FTP Dropper — The Simplest Way to Upload Files

The original way to share files online is to FTP them to your server and share a direct link. That has fallen by the wayside in recent years, replaced by far simpler tools like CloudApp and Droplr. But if you have your own VPS or shared hosting powered site, you likely have to use FTP semi-frequently to upload files, and you can’t just use existing sharing tools to hook into your own server.

But you can pick up a copy of the brand-new FTP Dropper, a simple menu-bar FTP uploader tool that costs just $0.99. It makes FTP simple enough that you might just start sharing files directly from your own server again, too.

Menubar Simplicity, Meet FTP.

FTP Dropper

FTP Dropper brings the simplicity of drag-and-drop menubar uploading to sharing files via FTP. After quickly entering your FTP server credentials, you can drag-and-drop individual files to the app window itself or just to the menubar icon. There’s no upload progress indicator on the menubar icon, but as soon as the file’s on your server you’ll here a familiar ding letting you know that the file’s uploaded and its path has been copied to your clipboard, Droplr-style.
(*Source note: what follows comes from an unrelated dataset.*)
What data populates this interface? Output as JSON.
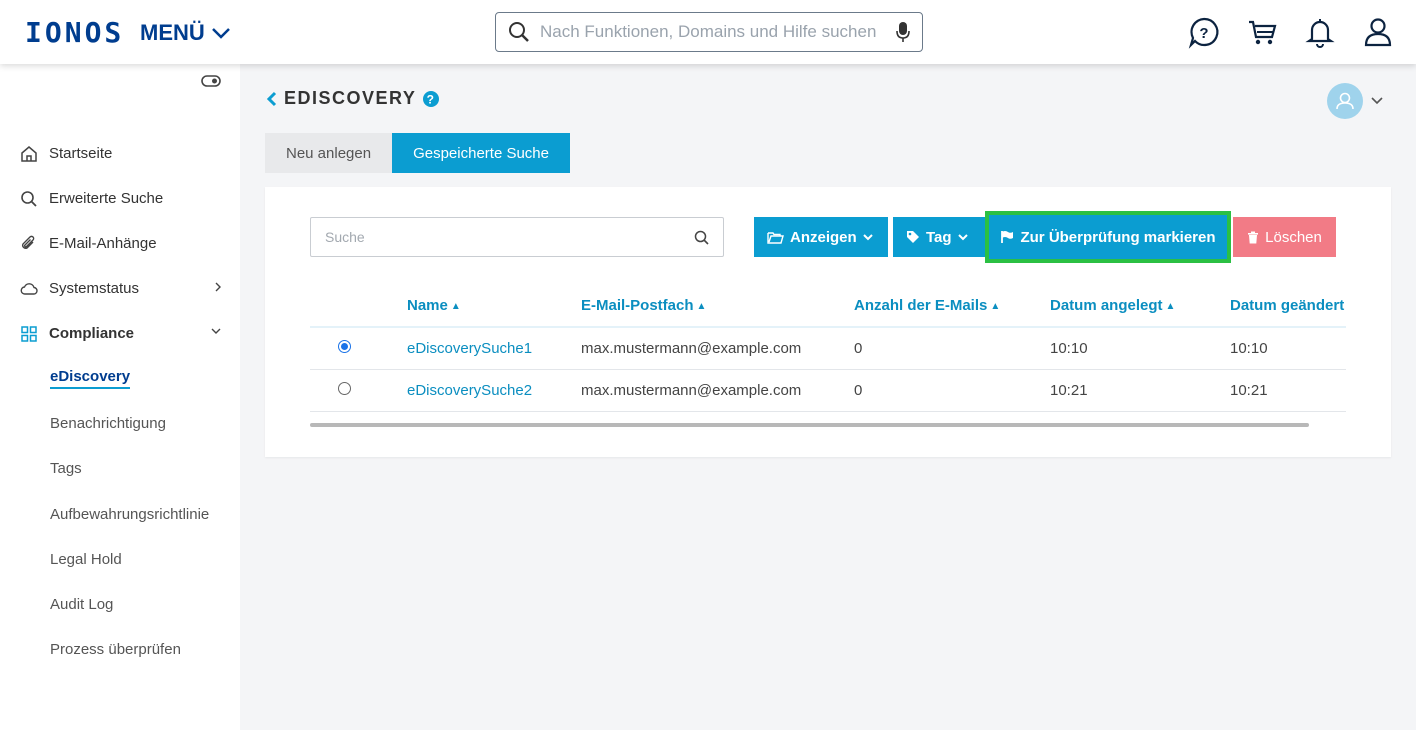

Screen Shot 2013-11-15 at 5.33.43 PMIt just about couldn’t get much simpler than that, and it worked great every time we tested it. You can’t drag a folder of files to FTP Dropper — something I’d happen to have liked to have for a simple way to publish to my Kirby powered site — but individual files large and small all worked great. And, you can set the upload folder of your choice in FTP Dropper’s basic settings, making it a great way to quickly upload images to your CMS’ upload folder or random files for sharing to a dedicated sharing folder.

Copying the link to your clipboard directly is nice, too, but you’ll likely need to edit the URL before sharing since it will be an ftp:// link by default — and, depending on your server settings, may show your server’s IP address instead of your domain name as well as an extra folder or two that’ll need shaved from the address. So, remove any folders from the address that aren’t publicly viewable — say, the public_html folder name, which is likely your site’s top folder — and swap in http:// and your domain name, and you’ve got a direct link to your file to share. Sure, it’s not as pretty a way to share files as using Droplr or CloudApp, but if you’ve already got space on your server, this gives you a simple and cheap way to share files.

Or hey: just use it for uploading files to your site. At its low price of just $0.99, it’s worth it for just that. And you can always change the folder path on demand to upload files to other folders when you need to do so. It’s easily the simplest way to upload files for a simple site, and also the easiest way to share files via FTP — and just happens to be something I’ve wanted for quite some time.

UPDATE: The latest version of FTP Dropper fixes all the complaints we’d had with the app, and now lets you upload multiple files, customize the public URL that’s copied to your clipboard, and more.


A simple way to upload files via FTP right from your menubar